Why do politicians and people with formal position resort to reform as a method to attempt transformation? Transformation of thinking is difficult; it takes time, persistence, continual coaching and feedback. It is easier to attempt reform by offering a reward for the best, than to persuade the hearts and minds of people in the system to change. Each individual who seeks a better result has to start with the largest system over which they have influence. If you are a teacher, your job is to lead a continual transformation toward greater levels of learning within the classroom. If you are an administrator, your job is to lead a continual transformation toward greater levels of learning within the school or district. Stop thinking about reforming education and start thinking about transforming thinking.
I believe the first step in transforming a system is acknowledging dissatisfaction with the present system. As long as individuals are satisfied with what is currently happening, there is no impetus to improve. Years ago, in the Leander Independent School District in Texas, they started calling me “the disturbance”. After our improvement training sessions, they felt disturbed by the thought that they should be doing better. So what did they start to do? In 1994, Leander started a transformation thinking process called “Getting Better Together, The Leander Way” which has caused a major transformation in thinking over an extended period of time. Below is just one indicator that Leander’s approach has been transformational and is continuing.
“Getting Better Together, The Leander Way” is the consistent message they communicate throughout the district that conveys their method of using data, tools, PDSA, ideas, processes, research and communication to achieve a common aim – improved student learning.
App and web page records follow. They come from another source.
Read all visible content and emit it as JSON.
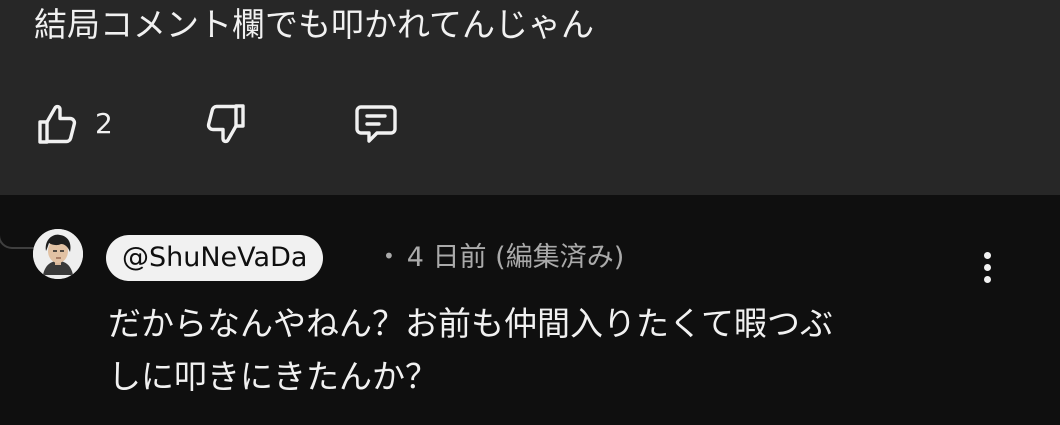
{
  "parent_comment": {
    "text": "結局コメント欄でも叩かれてんじゃん",
    "like_count": "2",
    "icons": {
      "like": "thumbs-up-icon",
      "dislike": "thumbs-down-icon",
      "reply": "comment-icon"
    }
  },
  "reply": {
    "handle": "@ShuNeVaDa",
    "separator": "•",
    "time": "4 日前",
    "edited": "(編集済み)",
    "text": "だからなんやねん？お前も仲間入りたくて暇つぶ\nしに叩きにきたんか？",
    "menu_icon": "more-vertical-icon"
  },
  "colors": {
    "top_background": "#272727",
    "bottom_background": "#0f0f0f",
    "text_primary": "#f1f1f1",
    "text_secondary": "#aaaaaa",
    "chip_background": "#f1f1f1"
  }
}
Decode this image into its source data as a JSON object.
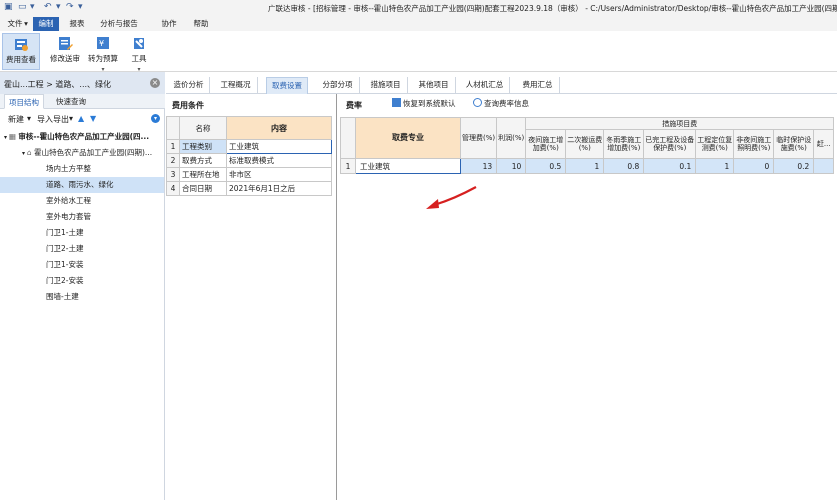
{
  "window": {
    "title": "广联达审核 - [招标管理 - 审核--霍山特色农产品加工产业园(四期)配套工程2023.9.18（审核） - C:/Users/Administrator/Desktop/审核--霍山特色农产品加工产业园(四期)..."
  },
  "menu": {
    "items": [
      "文件",
      "编制",
      "报表",
      "分析与报告",
      "协作",
      "帮助"
    ],
    "active": "编制"
  },
  "ribbon": {
    "buttons": [
      {
        "label": "费用查看",
        "icon": "cost-view-icon"
      },
      {
        "label": "修改送审",
        "icon": "edit-submission-icon"
      },
      {
        "label": "转为预算",
        "icon": "convert-budget-icon"
      },
      {
        "label": "工具",
        "icon": "tools-icon"
      }
    ]
  },
  "left_panel": {
    "header": "霍山...工程 > 道路、...、绿化",
    "tabs": [
      "项目结构",
      "快速查询"
    ],
    "toolbar": {
      "new": "新建",
      "import_export": "导入导出"
    },
    "tree": [
      {
        "label": "审核--霍山特色农产品加工产业园(四...",
        "level": 0
      },
      {
        "label": "霍山特色农产品加工产业园(四期)...",
        "level": 1
      },
      {
        "label": "场内土方平整",
        "level": 2
      },
      {
        "label": "道路、雨污水、绿化",
        "level": 2,
        "selected": true
      },
      {
        "label": "室外给水工程",
        "level": 2
      },
      {
        "label": "室外电力套管",
        "level": 2
      },
      {
        "label": "门卫1-土建",
        "level": 2
      },
      {
        "label": "门卫2-土建",
        "level": 2
      },
      {
        "label": "门卫1-安装",
        "level": 2
      },
      {
        "label": "门卫2-安装",
        "level": 2
      },
      {
        "label": "围墙-土建",
        "level": 2
      }
    ]
  },
  "tabs": [
    "造价分析",
    "工程概况",
    "取费设置",
    "分部分项",
    "措施项目",
    "其他项目",
    "人材机汇总",
    "费用汇总"
  ],
  "active_tab": "取费设置",
  "fee_conditions": {
    "title": "费用条件",
    "headers": [
      "名称",
      "内容"
    ],
    "rows": [
      {
        "num": "1",
        "name": "工程类别",
        "value": "工业建筑"
      },
      {
        "num": "2",
        "name": "取费方式",
        "value": "标准取费模式"
      },
      {
        "num": "3",
        "name": "工程所在地",
        "value": "非市区"
      },
      {
        "num": "4",
        "name": "合同日期",
        "value": "2021年6月1日之后"
      }
    ]
  },
  "fee_rate": {
    "title": "费率",
    "restore_btn": "恢复到系统默认",
    "query_btn": "查询费率信息",
    "headers": {
      "profession": "取费专业",
      "management": "管理费(%)",
      "profit": "利润(%)",
      "group": "措施项目费",
      "sub": [
        "夜间施工增加费(%)",
        "二次搬运费(%)",
        "冬雨季施工增加费(%)",
        "已完工程及设备保护费(%)",
        "工程定位复测费(%)",
        "非夜间施工照明费(%)",
        "临时保护设施费(%)",
        "赶..."
      ]
    },
    "rows": [
      {
        "num": "1",
        "profession": "工业建筑",
        "management": "13",
        "profit": "10",
        "values": [
          "0.5",
          "1",
          "0.8",
          "0.1",
          "1",
          "0",
          "0.2",
          ""
        ]
      }
    ]
  }
}
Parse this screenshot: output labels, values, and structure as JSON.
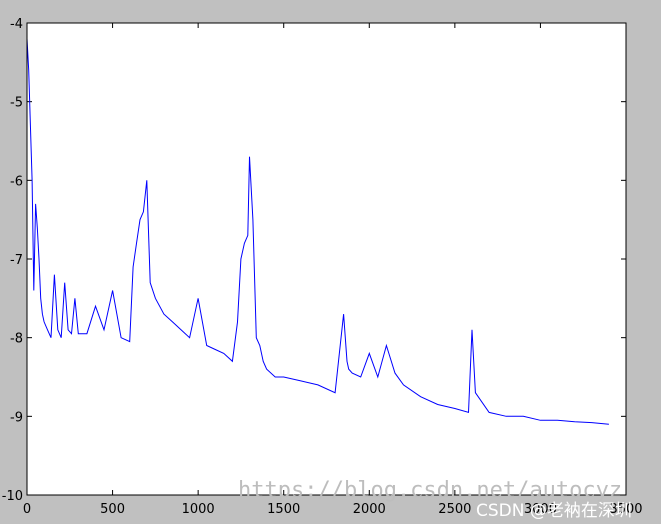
{
  "chart_data": {
    "type": "line",
    "xlim": [
      0,
      3500
    ],
    "ylim": [
      -10,
      -4
    ],
    "xticks": [
      0,
      500,
      1000,
      1500,
      2000,
      2500,
      3000,
      3500
    ],
    "yticks": [
      -4,
      -5,
      -6,
      -7,
      -8,
      -9,
      -10
    ],
    "xtick_labels": [
      "0",
      "500",
      "1000",
      "1500",
      "2000",
      "2500",
      "3000",
      "3500"
    ],
    "ytick_labels": [
      "-4",
      "-5",
      "-6",
      "-7",
      "-8",
      "-9",
      "-10"
    ],
    "grid": false,
    "legend": "none",
    "series_color": "#0000ff",
    "series": [
      {
        "x": [
          0,
          10,
          20,
          30,
          40,
          50,
          60,
          70,
          80,
          90,
          100,
          120,
          140,
          160,
          180,
          200,
          220,
          240,
          260,
          280,
          300,
          350,
          400,
          450,
          500,
          550,
          600,
          620,
          640,
          660,
          680,
          700,
          720,
          750,
          800,
          850,
          900,
          950,
          1000,
          1050,
          1100,
          1150,
          1200,
          1230,
          1250,
          1270,
          1290,
          1300,
          1320,
          1340,
          1360,
          1380,
          1400,
          1450,
          1500,
          1600,
          1700,
          1800,
          1850,
          1870,
          1880,
          1900,
          1950,
          2000,
          2050,
          2100,
          2150,
          2200,
          2300,
          2400,
          2500,
          2580,
          2600,
          2620,
          2700,
          2800,
          2900,
          3000,
          3100,
          3200,
          3300,
          3400
        ],
        "y": [
          -4.2,
          -4.6,
          -5.3,
          -6.0,
          -7.4,
          -6.3,
          -6.6,
          -7.0,
          -7.5,
          -7.7,
          -7.8,
          -7.9,
          -8.0,
          -7.2,
          -7.9,
          -8.0,
          -7.3,
          -7.9,
          -7.95,
          -7.5,
          -7.95,
          -7.95,
          -7.6,
          -7.9,
          -7.4,
          -8.0,
          -8.05,
          -7.1,
          -6.8,
          -6.5,
          -6.4,
          -6.0,
          -7.3,
          -7.5,
          -7.7,
          -7.8,
          -7.9,
          -8.0,
          -7.5,
          -8.1,
          -8.15,
          -8.2,
          -8.3,
          -7.8,
          -7.0,
          -6.8,
          -6.7,
          -5.7,
          -6.5,
          -8.0,
          -8.1,
          -8.3,
          -8.4,
          -8.5,
          -8.5,
          -8.55,
          -8.6,
          -8.7,
          -7.7,
          -8.3,
          -8.4,
          -8.45,
          -8.5,
          -8.2,
          -8.5,
          -8.1,
          -8.45,
          -8.6,
          -8.75,
          -8.85,
          -8.9,
          -8.95,
          -7.9,
          -8.7,
          -8.95,
          -9.0,
          -9.0,
          -9.05,
          -9.05,
          -9.07,
          -9.08,
          -9.1
        ]
      }
    ]
  },
  "watermark": {
    "text": "https://blog.csdn.net/autocyz",
    "badge": "CSDN @老衲在深圳"
  }
}
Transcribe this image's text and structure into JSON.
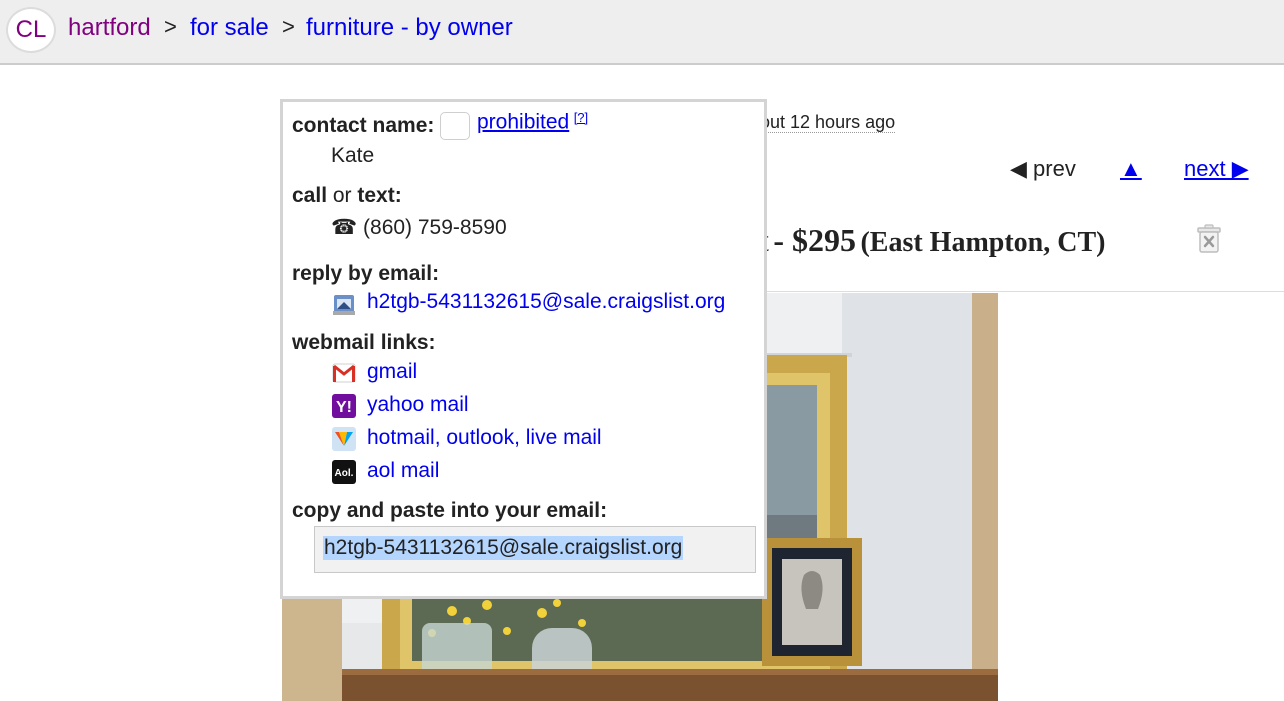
{
  "breadcrumb": {
    "logo": "CL",
    "items": [
      "hartford",
      "for sale",
      "furniture - by owner"
    ],
    "separator": ">"
  },
  "posting": {
    "posted_partial": "out 12 hours ago",
    "nav": {
      "prev": "◀ prev",
      "up": "▲",
      "next": "next ▶"
    },
    "title_fragment": "t",
    "price": "- $295",
    "location": "(East Hampton, CT)",
    "icons": {
      "hide": "trash-x-icon"
    }
  },
  "contact_popup": {
    "contact_label": "contact name:",
    "prohibited_link": "prohibited",
    "help": "[?]",
    "contact_name": "Kate",
    "call_label": "call",
    "call_or": " or ",
    "text_label": "text:",
    "phone_icon": "☎",
    "phone": "(860) 759-8590",
    "reply_label": "reply by email:",
    "reply_email": "h2tgb-5431132615@sale.craigslist.org",
    "webmail_label": "webmail links:",
    "webmail": [
      {
        "label": "gmail",
        "icon": "gmail-icon",
        "color": "#d93025"
      },
      {
        "label": "yahoo mail",
        "icon": "yahoo-icon",
        "color": "#720e9e"
      },
      {
        "label": "hotmail, outlook, live mail",
        "icon": "hotmail-icon",
        "color": "#f25022"
      },
      {
        "label": "aol mail",
        "icon": "aol-icon",
        "color": "#111111",
        "badge": "Aol."
      }
    ],
    "copy_label": "copy and paste into your email:",
    "copy_value": "h2tgb-5431132615@sale.craigslist.org"
  },
  "colors": {
    "link": "#0000ee",
    "visited": "#800080",
    "selection": "#b4d5fe"
  }
}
Leander’s transformation is even more astonishing when you consider they have grown from approximately 8000 students in 1992 to 27,000 students in 2009. Not only have they had to cope with transforming the thinking of the organization, but they had to do it within the reality of exponential population growth.
Please do not start calling or visiting Leander with the intent of copying the “Getting Better Together, The Leander Way“ program. Thinking you can reform your system by copying someone else’s program is like thinking you are a professional chef because you can successfully copy an original recipe. If what you are doing is not helping learning, stop doing it. If it is helping learning, focus on the improvement processes and share your successes. We learn from our successes as well as our failures. “Essentially, all models are wrong, but some are useful.” – George E. Box.
I have helped Leander through the years and continue to support them with training and consulting. However, their successes and failures are all their own. Leander will be quick to tell you they still have problems, but most people who visit say, “I wish we had your problems.” Leander is an example of what Dr. W. Edwards Deming said was the way to achieve quality, a committed group of people working in a consistent manner.
Who are the keys to Leander’s success? The people who are part of the system, internally from the students to teachers to support staff to clerical staff and administrators, as well as those outside the system – consultants and trainers as well as parents, businesses, and government entities. The keys to success are the people who are willing to embrace transformational thinking and put into action the successful processes and plans that were developed as a part of the transformation thinking process.
“The most visible transformation is the staff enthusiasm generated by this philosophy. It has rekindled the spirit of educators frustrated by an antiquated system of education. It has also generated enthusiasm among students as bit by bit, step by step, the on-going transformation shifts attention from teaching to learning and student ownership.”
– Monta Akin, Assistant Superintendent Leander Independent School District Leander, Texas, USA
David P. Langford President, Langford International, Inc.